• **WHAT TO WORK ON**
Work out how many lines in the listing below carry the word "transfer". Give that number alone.

Segment Start: GIVEN DATA

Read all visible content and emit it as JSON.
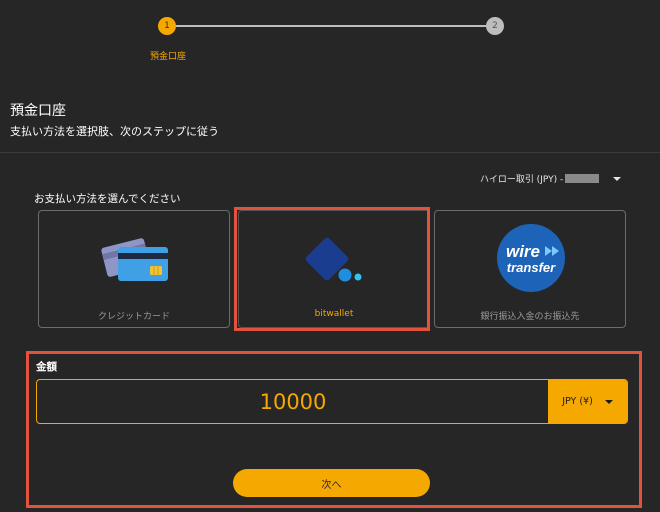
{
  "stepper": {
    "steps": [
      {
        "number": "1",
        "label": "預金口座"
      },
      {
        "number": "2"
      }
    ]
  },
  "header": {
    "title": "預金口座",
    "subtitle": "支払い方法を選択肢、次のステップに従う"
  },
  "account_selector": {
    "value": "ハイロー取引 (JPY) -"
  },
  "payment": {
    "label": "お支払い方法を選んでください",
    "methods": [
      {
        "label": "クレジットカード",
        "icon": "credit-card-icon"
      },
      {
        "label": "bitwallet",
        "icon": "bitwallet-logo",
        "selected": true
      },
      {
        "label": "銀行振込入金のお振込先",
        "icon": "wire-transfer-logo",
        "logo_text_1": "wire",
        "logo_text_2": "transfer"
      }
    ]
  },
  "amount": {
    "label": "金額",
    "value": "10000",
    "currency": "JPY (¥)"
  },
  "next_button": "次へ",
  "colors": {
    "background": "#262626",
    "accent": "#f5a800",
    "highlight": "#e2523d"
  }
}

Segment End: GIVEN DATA
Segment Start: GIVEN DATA

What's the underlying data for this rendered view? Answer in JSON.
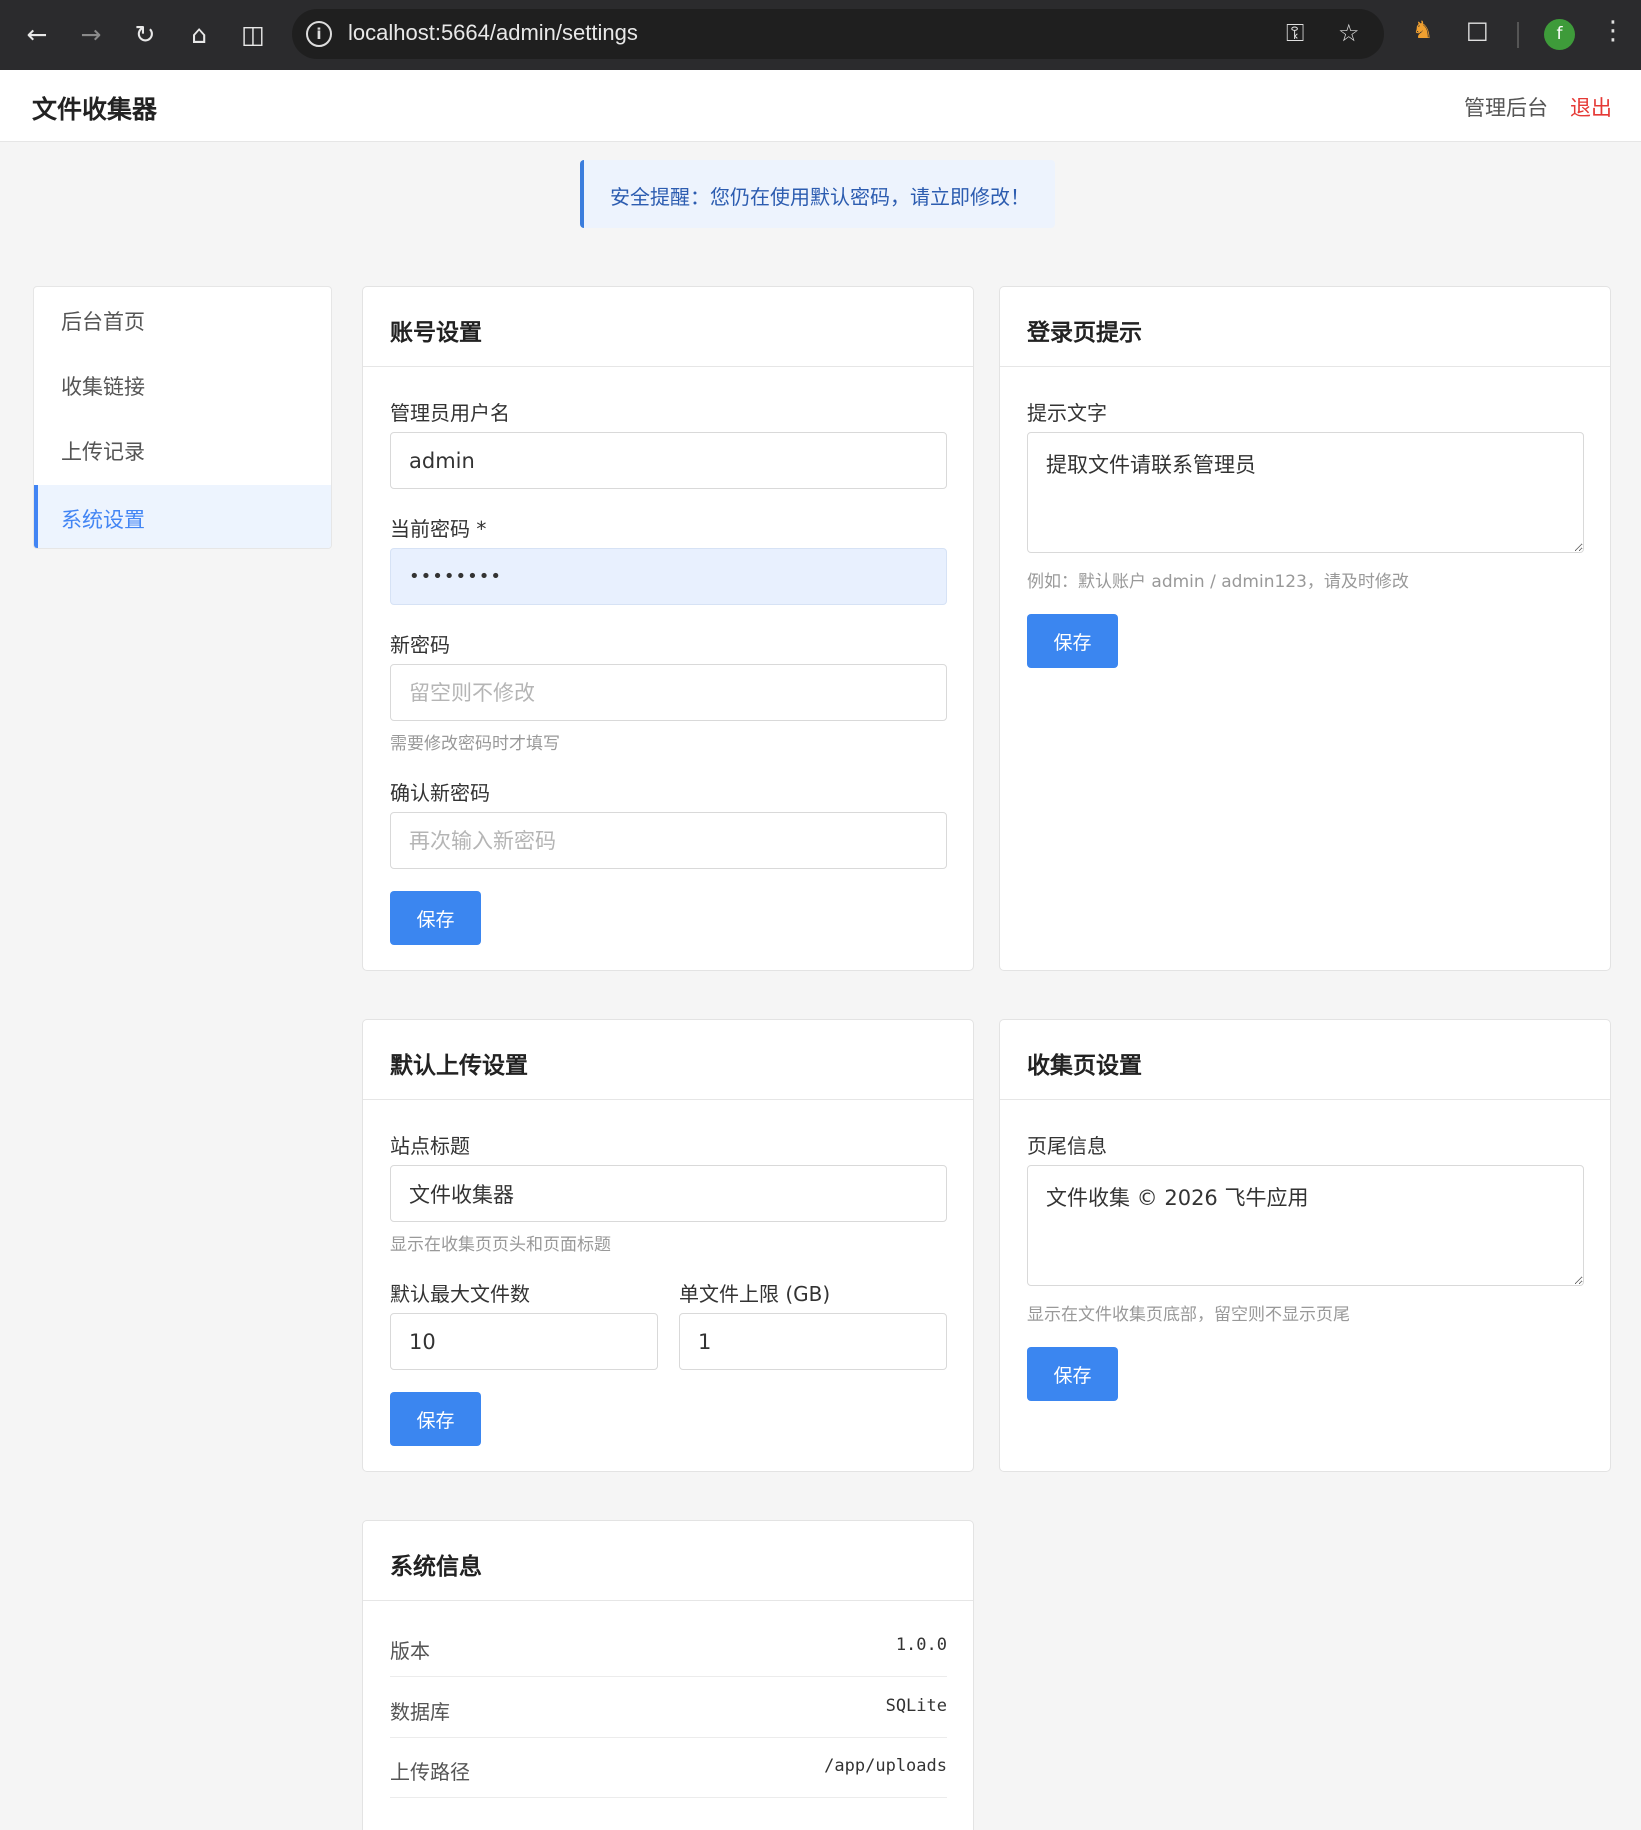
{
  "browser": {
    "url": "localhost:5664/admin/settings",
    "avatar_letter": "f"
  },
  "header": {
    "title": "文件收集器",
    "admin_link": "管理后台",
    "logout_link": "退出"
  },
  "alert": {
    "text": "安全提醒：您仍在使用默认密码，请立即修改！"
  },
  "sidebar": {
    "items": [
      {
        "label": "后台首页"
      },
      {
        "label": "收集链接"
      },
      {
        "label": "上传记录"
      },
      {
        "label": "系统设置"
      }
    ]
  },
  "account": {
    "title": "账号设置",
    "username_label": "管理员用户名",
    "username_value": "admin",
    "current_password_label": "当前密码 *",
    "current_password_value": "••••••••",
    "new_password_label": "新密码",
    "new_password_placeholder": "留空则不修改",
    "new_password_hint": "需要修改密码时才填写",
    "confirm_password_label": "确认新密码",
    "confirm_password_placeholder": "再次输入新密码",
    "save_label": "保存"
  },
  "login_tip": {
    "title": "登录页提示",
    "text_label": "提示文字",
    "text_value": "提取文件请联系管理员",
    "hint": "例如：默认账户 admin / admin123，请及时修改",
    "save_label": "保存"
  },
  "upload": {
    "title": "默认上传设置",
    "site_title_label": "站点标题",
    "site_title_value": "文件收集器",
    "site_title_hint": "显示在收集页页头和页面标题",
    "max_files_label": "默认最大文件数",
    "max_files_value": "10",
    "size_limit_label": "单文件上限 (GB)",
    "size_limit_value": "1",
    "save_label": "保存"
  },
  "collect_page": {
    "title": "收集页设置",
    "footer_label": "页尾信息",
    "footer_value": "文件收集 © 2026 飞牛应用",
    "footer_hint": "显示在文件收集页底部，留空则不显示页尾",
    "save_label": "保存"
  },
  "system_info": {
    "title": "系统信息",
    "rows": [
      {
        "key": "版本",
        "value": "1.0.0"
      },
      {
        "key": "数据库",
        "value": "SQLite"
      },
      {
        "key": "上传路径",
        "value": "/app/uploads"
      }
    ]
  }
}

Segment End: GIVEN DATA
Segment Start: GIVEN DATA

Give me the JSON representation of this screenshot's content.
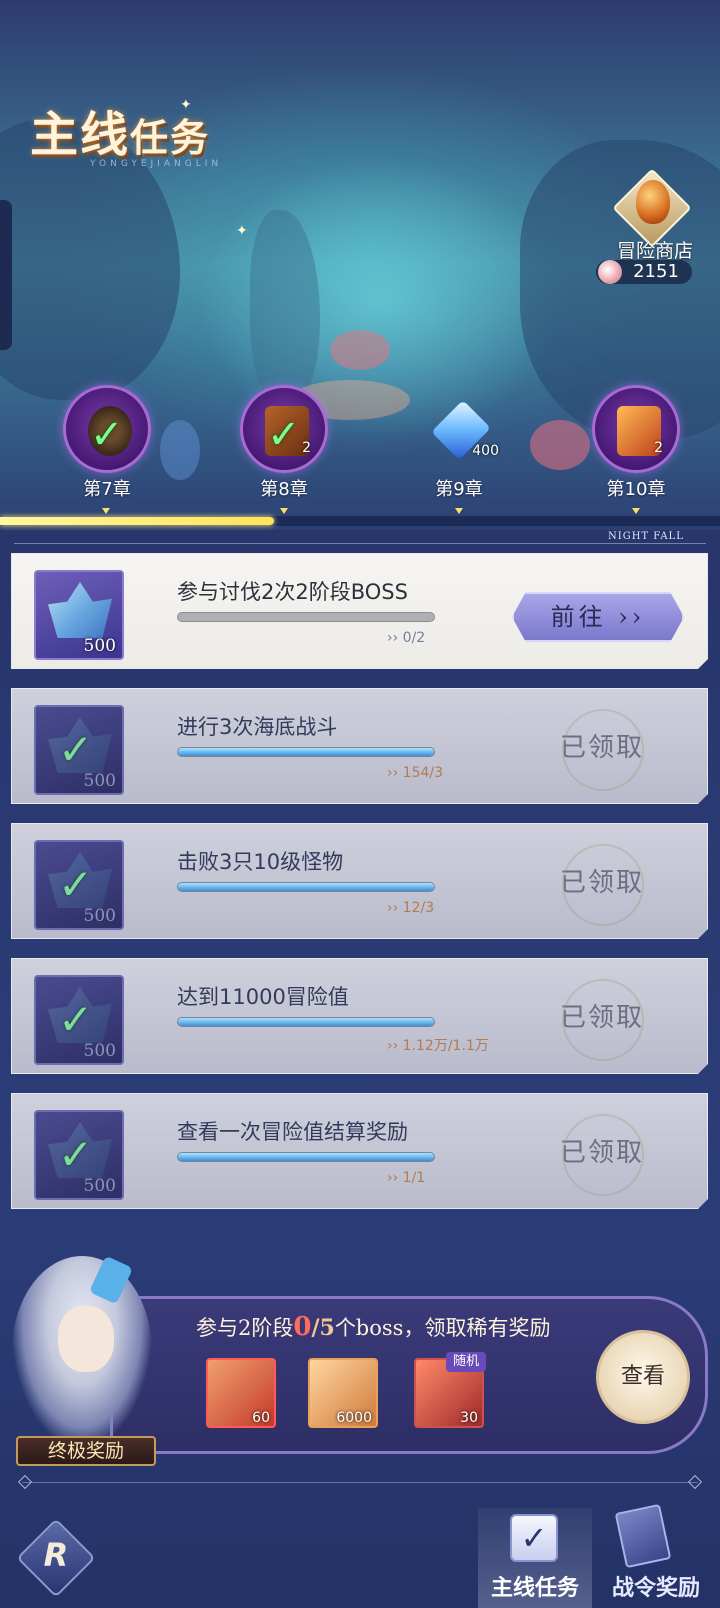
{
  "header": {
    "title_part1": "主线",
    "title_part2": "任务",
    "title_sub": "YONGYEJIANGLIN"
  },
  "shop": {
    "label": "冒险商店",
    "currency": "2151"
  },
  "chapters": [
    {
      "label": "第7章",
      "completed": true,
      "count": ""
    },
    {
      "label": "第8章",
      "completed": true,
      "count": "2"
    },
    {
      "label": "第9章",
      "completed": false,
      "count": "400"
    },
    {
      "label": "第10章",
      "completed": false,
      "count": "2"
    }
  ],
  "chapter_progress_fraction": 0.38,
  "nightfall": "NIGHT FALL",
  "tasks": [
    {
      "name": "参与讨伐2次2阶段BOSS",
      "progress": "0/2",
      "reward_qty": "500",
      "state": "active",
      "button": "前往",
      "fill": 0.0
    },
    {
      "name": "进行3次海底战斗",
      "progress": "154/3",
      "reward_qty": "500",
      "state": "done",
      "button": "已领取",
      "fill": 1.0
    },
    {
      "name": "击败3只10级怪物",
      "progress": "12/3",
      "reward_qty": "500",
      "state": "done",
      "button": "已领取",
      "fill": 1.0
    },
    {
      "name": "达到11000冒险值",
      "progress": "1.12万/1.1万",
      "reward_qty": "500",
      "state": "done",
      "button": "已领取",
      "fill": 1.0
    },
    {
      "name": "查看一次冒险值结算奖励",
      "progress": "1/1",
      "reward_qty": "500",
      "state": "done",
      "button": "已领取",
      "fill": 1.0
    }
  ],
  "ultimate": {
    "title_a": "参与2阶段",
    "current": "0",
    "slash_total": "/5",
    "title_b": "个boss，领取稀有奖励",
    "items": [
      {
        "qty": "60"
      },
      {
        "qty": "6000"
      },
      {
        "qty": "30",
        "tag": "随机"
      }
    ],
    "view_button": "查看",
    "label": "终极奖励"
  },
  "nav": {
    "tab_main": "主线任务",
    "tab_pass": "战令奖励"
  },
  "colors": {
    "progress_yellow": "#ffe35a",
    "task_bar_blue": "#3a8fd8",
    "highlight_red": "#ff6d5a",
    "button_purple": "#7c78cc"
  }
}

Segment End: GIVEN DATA

• **TASK SOLUTION**
2